Exercise inputs: Begin
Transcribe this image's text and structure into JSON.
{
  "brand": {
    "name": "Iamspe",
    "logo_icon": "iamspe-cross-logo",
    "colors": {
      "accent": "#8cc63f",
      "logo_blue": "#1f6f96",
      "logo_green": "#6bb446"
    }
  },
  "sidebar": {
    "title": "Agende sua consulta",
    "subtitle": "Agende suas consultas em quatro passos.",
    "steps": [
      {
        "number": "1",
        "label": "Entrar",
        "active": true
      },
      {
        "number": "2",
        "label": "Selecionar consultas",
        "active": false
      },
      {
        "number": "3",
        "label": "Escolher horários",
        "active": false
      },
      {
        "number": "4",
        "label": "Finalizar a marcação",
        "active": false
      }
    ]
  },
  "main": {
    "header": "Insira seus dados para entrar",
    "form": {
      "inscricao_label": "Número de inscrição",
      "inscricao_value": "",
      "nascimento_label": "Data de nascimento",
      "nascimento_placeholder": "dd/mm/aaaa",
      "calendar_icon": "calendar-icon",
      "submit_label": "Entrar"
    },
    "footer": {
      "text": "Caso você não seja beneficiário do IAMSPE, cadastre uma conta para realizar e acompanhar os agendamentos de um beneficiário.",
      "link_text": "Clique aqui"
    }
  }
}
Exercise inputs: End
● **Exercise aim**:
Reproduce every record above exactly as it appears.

● **Your response**:
Transcribe this image's text and structure into JSON.
{
  "brand": {
    "name": "Iamspe",
    "logo_icon": "iamspe-cross-logo",
    "colors": {
      "accent": "#8cc63f",
      "logo_blue": "#1f6f96",
      "logo_green": "#6bb446"
    }
  },
  "sidebar": {
    "title": "Agende sua consulta",
    "subtitle": "Agende suas consultas em quatro passos.",
    "steps": [
      {
        "number": "1",
        "label": "Entrar",
        "active": true
      },
      {
        "number": "2",
        "label": "Selecionar consultas",
        "active": false
      },
      {
        "number": "3",
        "label": "Escolher horários",
        "active": false
      },
      {
        "number": "4",
        "label": "Finalizar a marcação",
        "active": false
      }
    ]
  },
  "main": {
    "header": "Insira seus dados para entrar",
    "form": {
      "inscricao_label": "Número de inscrição",
      "inscricao_value": "",
      "nascimento_label": "Data de nascimento",
      "nascimento_placeholder": "dd/mm/aaaa",
      "calendar_icon": "calendar-icon",
      "submit_label": "Entrar"
    },
    "footer": {
      "text": "Caso você não seja beneficiário do IAMSPE, cadastre uma conta para realizar e acompanhar os agendamentos de um beneficiário.",
      "link_text": "Clique aqui"
    }
  }
}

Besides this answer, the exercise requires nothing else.